While civil disobedience can certainly be a key driver of structural shifts in any country, Gardner and Wordley’s clarion call strikes the wrong note. Environmental scientists are expected to supply answers to cognitive questions not normative ones. Their public authority depends greatly on not conflating the two. They are not analogous to cancer specialists recommending treatment to a patient at risk of death. Yes, the Earth system is being forced to change significantly courtesy of human actions. But the meaning of this ‘wicked problem’ and the basket of possible solutions must be determined by politicians, businesses and citizens. It is not, and will not be, universally recognized as a ‘crisis’ or a ‘catastrophe’, however frustrating that may be to many concerned scientists.

Those of us in the research community who want to see profound socioeconomic and cultural change are entitled to be dismayed by the foot dragging of Donald Trump, Scott Morrison and other political leaders. But as scientists, there is another option to civil disobedience. We need a major drive towards scientific inquiry that is directly framed by political goals and policy options, such as those related to the Sustainable Development Goals.
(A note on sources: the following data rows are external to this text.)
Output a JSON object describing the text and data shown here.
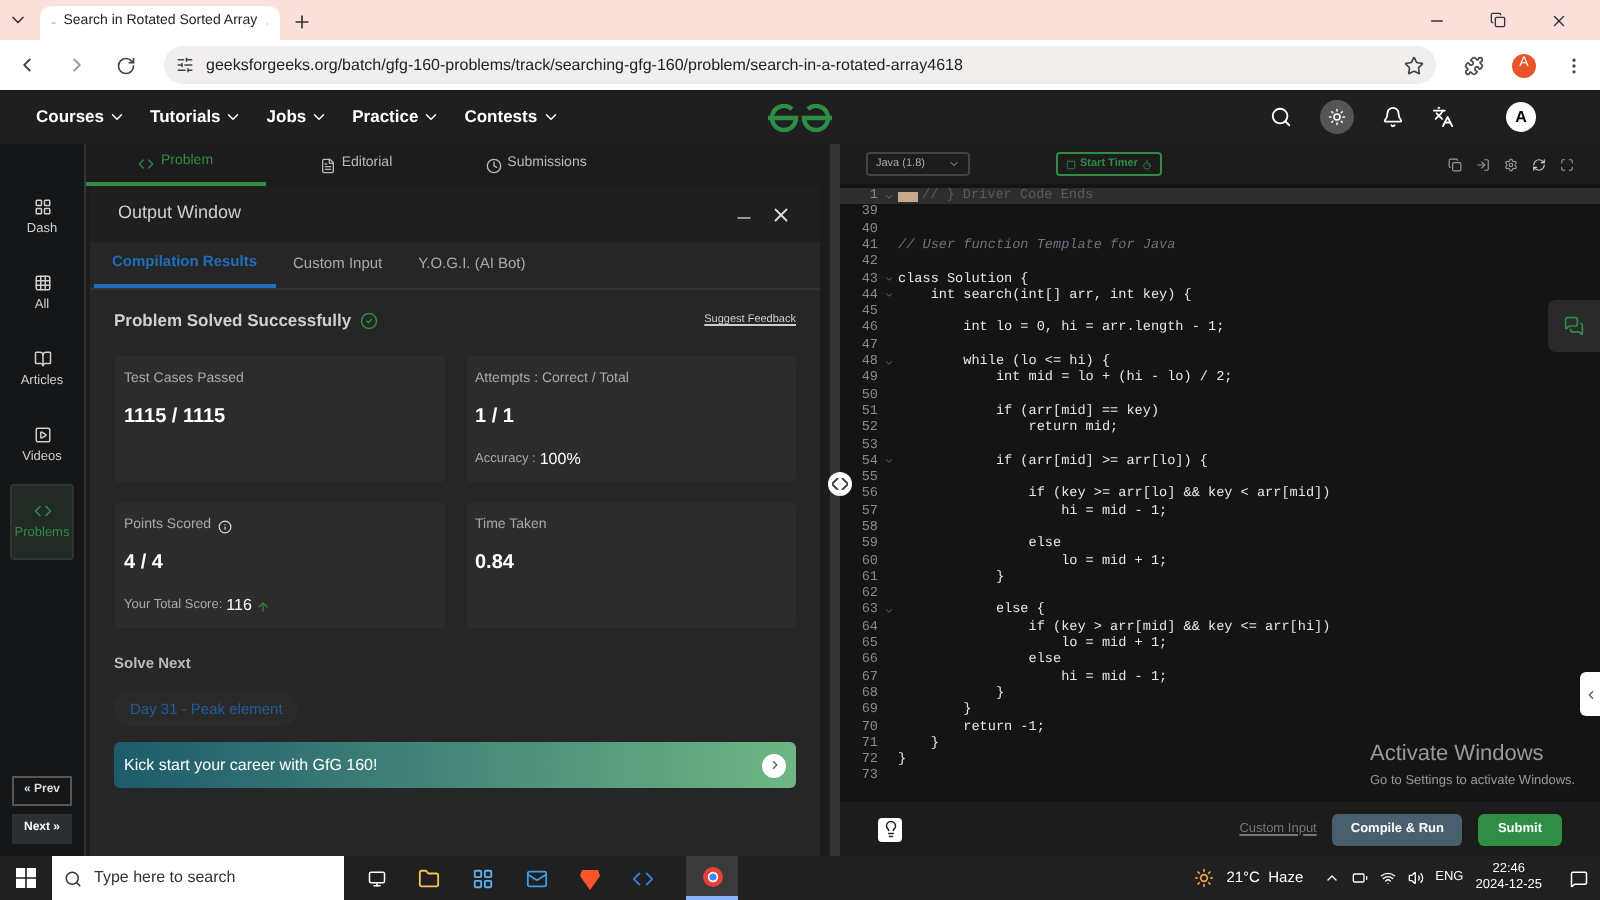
{
  "browser": {
    "tab_title": "Search in Rotated Sorted Array",
    "url": "geeksforgeeks.org/batch/gfg-160-problems/track/searching-gfg-160/problem/search-in-a-rotated-array4618",
    "profile": "A"
  },
  "nav": {
    "menus": [
      "Courses",
      "Tutorials",
      "Jobs",
      "Practice",
      "Contests"
    ],
    "avatar": "A"
  },
  "sidebar": {
    "items": [
      {
        "label": "Dash",
        "selected": false
      },
      {
        "label": "All",
        "selected": false
      },
      {
        "label": "Articles",
        "selected": false
      },
      {
        "label": "Videos",
        "selected": false
      },
      {
        "label": "Problems",
        "selected": true
      }
    ],
    "prev": "« Prev",
    "next": "Next »"
  },
  "problem_tabs": [
    {
      "label": "Problem",
      "selected": true
    },
    {
      "label": "Editorial",
      "selected": false
    },
    {
      "label": "Submissions",
      "selected": false
    }
  ],
  "output_window": {
    "title": "Output Window",
    "tabs": [
      {
        "label": "Compilation Results",
        "selected": true
      },
      {
        "label": "Custom Input",
        "selected": false
      },
      {
        "label": "Y.O.G.I. (AI Bot)",
        "selected": false
      }
    ],
    "status": "Problem Solved Successfully",
    "feedback": "Suggest Feedback",
    "cards": [
      {
        "label": "Test Cases Passed",
        "value": "1115 / 1115"
      },
      {
        "label": "Attempts : Correct / Total",
        "value": "1 / 1",
        "sub_label": "Accuracy :",
        "sub_value": "100%"
      },
      {
        "label": "Points Scored",
        "info": true,
        "value": "4 / 4",
        "sub_label": "Your Total Score:",
        "sub_value": "116",
        "trend_up": true
      },
      {
        "label": "Time Taken",
        "value": "0.84"
      }
    ],
    "solve_next": "Solve Next",
    "next_problem": "Day 31 - Peak element",
    "banner": "Kick start your career with GfG 160!"
  },
  "editor": {
    "language": "Java (1.8)",
    "timer": "Start Timer",
    "lines": [
      {
        "number": "1",
        "kind": "folded",
        "foldable": true,
        "text": "// } Driver Code Ends"
      },
      {
        "number": "39",
        "kind": "code",
        "foldable": false
      },
      {
        "number": "40",
        "kind": "code",
        "foldable": false
      },
      {
        "number": "41",
        "kind": "comment",
        "foldable": false,
        "text": "// User function Template for Java"
      },
      {
        "number": "42",
        "kind": "code",
        "foldable": false
      },
      {
        "number": "43",
        "kind": "code",
        "foldable": true,
        "text": "class Solution {"
      },
      {
        "number": "44",
        "kind": "code",
        "foldable": true,
        "text": "    int search(int[] arr, int key) {"
      },
      {
        "number": "45",
        "kind": "code",
        "foldable": false
      },
      {
        "number": "46",
        "kind": "code",
        "foldable": false,
        "text": "        int lo = 0, hi = arr.length - 1;"
      },
      {
        "number": "47",
        "kind": "code",
        "foldable": false
      },
      {
        "number": "48",
        "kind": "code",
        "foldable": true,
        "text": "        while (lo <= hi) {"
      },
      {
        "number": "49",
        "kind": "code",
        "foldable": false,
        "text": "            int mid = lo + (hi - lo) / 2;"
      },
      {
        "number": "50",
        "kind": "code",
        "foldable": false
      },
      {
        "number": "51",
        "kind": "code",
        "foldable": false,
        "text": "            if (arr[mid] == key)"
      },
      {
        "number": "52",
        "kind": "code",
        "foldable": false,
        "text": "                return mid;"
      },
      {
        "number": "53",
        "kind": "code",
        "foldable": false
      },
      {
        "number": "54",
        "kind": "code",
        "foldable": true,
        "text": "            if (arr[mid] >= arr[lo]) {"
      },
      {
        "number": "55",
        "kind": "code",
        "foldable": false
      },
      {
        "number": "56",
        "kind": "code",
        "foldable": false,
        "text": "                if (key >= arr[lo] && key < arr[mid])"
      },
      {
        "number": "57",
        "kind": "code",
        "foldable": false,
        "text": "                    hi = mid - 1;"
      },
      {
        "number": "58",
        "kind": "code",
        "foldable": false
      },
      {
        "number": "59",
        "kind": "code",
        "foldable": false,
        "text": "                else"
      },
      {
        "number": "60",
        "kind": "code",
        "foldable": false,
        "text": "                    lo = mid + 1;"
      },
      {
        "number": "61",
        "kind": "code",
        "foldable": false,
        "text": "            }"
      },
      {
        "number": "62",
        "kind": "code",
        "foldable": false
      },
      {
        "number": "63",
        "kind": "code",
        "foldable": true,
        "text": "            else {"
      },
      {
        "number": "64",
        "kind": "code",
        "foldable": false,
        "text": "                if (key > arr[mid] && key <= arr[hi])"
      },
      {
        "number": "65",
        "kind": "code",
        "foldable": false,
        "text": "                    lo = mid + 1;"
      },
      {
        "number": "66",
        "kind": "code",
        "foldable": false,
        "text": "                else"
      },
      {
        "number": "67",
        "kind": "code",
        "foldable": false,
        "text": "                    hi = mid - 1;"
      },
      {
        "number": "68",
        "kind": "code",
        "foldable": false,
        "text": "            }"
      },
      {
        "number": "69",
        "kind": "code",
        "foldable": false,
        "text": "        }"
      },
      {
        "number": "70",
        "kind": "code",
        "foldable": false,
        "text": "        return -1;"
      },
      {
        "number": "71",
        "kind": "code",
        "foldable": false,
        "text": "    }"
      },
      {
        "number": "72",
        "kind": "code",
        "foldable": false,
        "text": "}"
      },
      {
        "number": "73",
        "kind": "code",
        "foldable": false
      }
    ],
    "custom_input": "Custom Input",
    "compile": "Compile & Run",
    "submit": "Submit"
  },
  "activation": {
    "title": "Activate Windows",
    "hint": "Go to Settings to activate Windows."
  },
  "taskbar": {
    "search_placeholder": "Type here to search",
    "weather": "21°C  Haze",
    "language": "ENG",
    "time": "22:46",
    "date": "2024-12-25"
  }
}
This involves working closely with social scientists and humanists, and with non-academic stakeholders, to identify alternative future scenarios predicated on diverse human values and goals. The practical and technological means of achieving these goals is a scientific question properly predicated on normative reasoning and possessed of normative implications. Answering questions about means in the light of values and goals requires rigorous inquiry. But which values and goals win out in the medium-to-long term is, in the widest sense, a political matter not a scientific one. The cognitive-normative distinction is these days a delicate one, but maintaining it matters for science and the wider society.
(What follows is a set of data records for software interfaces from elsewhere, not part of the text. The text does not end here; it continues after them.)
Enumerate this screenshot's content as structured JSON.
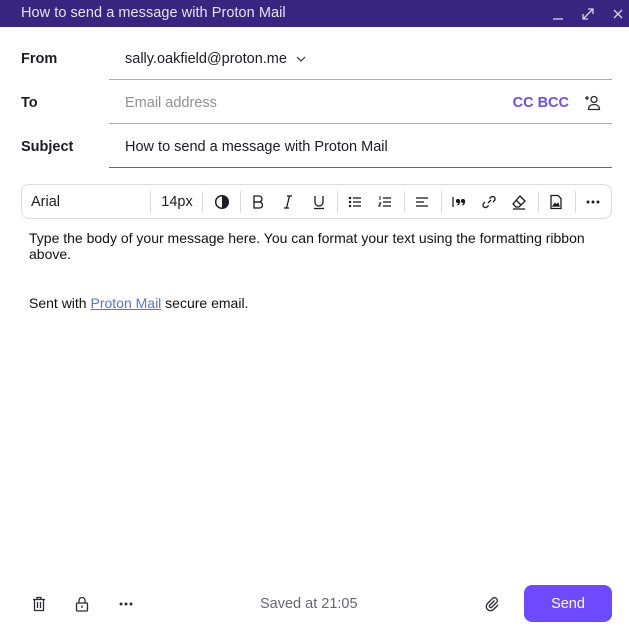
{
  "window": {
    "title": "How to send a message with Proton Mail",
    "controls": [
      "minimize",
      "maximize",
      "close"
    ]
  },
  "fields": {
    "from": {
      "label": "From",
      "value": "sally.oakfield@proton.me"
    },
    "to": {
      "label": "To",
      "value": "",
      "placeholder": "Email address",
      "cc_bcc_label": "CC BCC"
    },
    "subject": {
      "label": "Subject",
      "value": "How to send a message with Proton Mail"
    }
  },
  "toolbar": {
    "font_family": "Arial",
    "font_size": "14px",
    "buttons": [
      "text-color",
      "bold",
      "italic",
      "underline",
      "bulleted-list",
      "numbered-list",
      "align-left",
      "blockquote",
      "insert-link",
      "clear-formatting",
      "insert-image",
      "more"
    ]
  },
  "body": {
    "paragraph": "Type the body of your message here. You can format your text using the formatting ribbon above.",
    "signature_prefix": "Sent with ",
    "signature_link": "Proton Mail",
    "signature_suffix": " secure email."
  },
  "footer": {
    "saved_status": "Saved at 21:05",
    "send_label": "Send"
  },
  "colors": {
    "titlebar": "#372580",
    "accent": "#6d4aff",
    "link": "#5a72d9"
  }
}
Future Earth, the new platform for global change research, is one of several arenas where attempts are being made to make environmental science speak to questions of politics and policy. Another is the Intergovernmental Platform on Biodiversity and Ecosystem Services. The Intergovernmental Panel on Climate Change may well evolve in this direction, as Working Group III assumes increased importance. Such arenas allow scientists to use their skills to good effect without them politicizing their expertise unduly and thereby risking science’s credibility.